First Impressions Last

In his international bestseller Blink: The Power of Thinking Without Thinking, author Malcom Gladwell writes about how people make snap judgments based on first impressions. While Gladwell’s time frame for a first impression is just two seconds, I’ll give you a bit more leeway for your presentations: you have a maximum of 90 seconds to engage your audience.

Picture your audience at the start of your presentation: a small group of potential customers entering an executive briefing center to hear you introduce your company’s latest product; a busy VC rushing into a sleek modern conference room to hear you pitch for a round of financing; a large group of institutional investors and analysts sitting in a hotel banquet room ready to hear your IPO roadshow; or your company’s senior management, concerned about rising costs, convened to hear your request for an increase in head count.

Where are their minds? Chances are, not on you. More likely, they are thinking about an urgent message on their mobile phone, a triple-digit swing in the NASDAQ, their next appointment, an overdue report, or the tiff they just had with their significant other.

If you were to launch into a deep dive of your presentation, describing your product, service, or technology, you would vault ahead of your audience, and they would be forced into catch-up mode.

You can capture your audience immediately with an Opening Gambit, a short statement that seizes their attention. That statement must relate to your product or service; it should also establish a need that your product or service solves. Only when you’ve done that are you ready to move on to the description.

Here are seven options:

  1. Rhetorical Question. A question that makes the audience think. Example: “If I were to ask you whether you could function without your mobile phone for a full week, I’m sure you’d say, ‘Absolutely not!’” Then you can move on to describe your vital product or service that has fail safe uptime.
  2. Factoid. A striking statistic or little-known fact. Example: “A recent article in the Wall Street Journal reported that high vacancy rates in office space are causing building owners to convert to residential. The virtual world is here to stay.” Then you can move on to describe your virtual solution.
  3. Retrospective/Prospective.
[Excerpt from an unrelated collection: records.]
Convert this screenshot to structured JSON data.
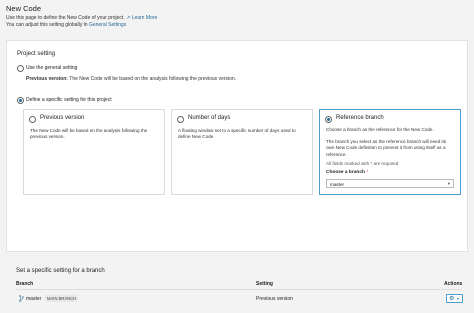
{
  "header": {
    "title": "New Code",
    "desc_line1": "Use this page to define the New Code of your project.",
    "learn_more": "Learn More",
    "desc_line2_prefix": "You can adjust this setting globally in",
    "general_settings_link": "General Settings"
  },
  "project_setting": {
    "title": "Project setting",
    "use_general_label": "Use the general setting",
    "previous_version_label": "Previous version:",
    "previous_version_note": "The New Code will be based on the analysis following the previous version.",
    "define_specific_label": "Define a specific setting for this project",
    "selected_option": "reference_branch"
  },
  "cards": {
    "previous_version": {
      "title": "Previous version",
      "desc": "The New Code will be based on the analysis following the previous version."
    },
    "number_of_days": {
      "title": "Number of days",
      "desc": "A floating window set to a specific number of days used to define New Code."
    },
    "reference_branch": {
      "title": "Reference branch",
      "desc1": "Choose a branch as the reference for the New Code.",
      "desc2": "The branch you select as the reference branch will need its own New Code definition to prevent it from using itself as a reference.",
      "required_note": "All fields marked with * are required",
      "choose_label": "Choose a branch",
      "required_star": "*",
      "selected_value": "master"
    }
  },
  "branch_section": {
    "title": "Set a specific setting for a branch",
    "columns": {
      "branch": "Branch",
      "setting": "Setting",
      "actions": "Actions"
    },
    "rows": [
      {
        "branch": "master",
        "badge": "MAIN BRANCH",
        "setting": "Previous version"
      }
    ]
  },
  "icons": {
    "external_link": "external-link-icon",
    "branch": "branch-icon",
    "gear": "gear-icon",
    "dropdown": "chevron-down-icon"
  },
  "colors": {
    "accent": "#236a97",
    "selected_border": "#4b9fd5",
    "required": "#d02f3a"
  }
}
A look backward and/or forward. Example: “In the past, you had to stop at a toll booth and pull out your wallet to reach for cash. In the future, you may be able to pay your toll before you even start your car.” Then you can move on to describe your modern product or service that replaces a legacy solution.
  4. Anecdote. A brief human-interest story. Example: “Cindy Palermo had an exciting job as a web designer, spending hours doing what she loved—until she developed severe back pain.” Then you can move on to describe your orthopedic solution.
  5. Quotation. An endorsement from a respected source. Example: “Consumer Reports rated our espresso machine above all the established brands.” Then you can move on to describe your espresso machine.
  6. Aphorism. A well-known saying, maxim, or idiom. Example: “In the nineteenth century, Ralph Waldo Emerson said, ‘Build a better mousetrap, and the world will beat a path to your door.’ Our company has built the twenty-first century mousetrap.” Then you can move on to describe your mousetrap.
  7. Analogy. A comparison between two seemingly unrelated subjects to illustrate a complex or obscure topic. Example: “Imagine trying to mow your lawn with a pair of cuticle scissors.” Then you can move on to describe your highly efficient product or service.

You never have a second chance to make that first impression.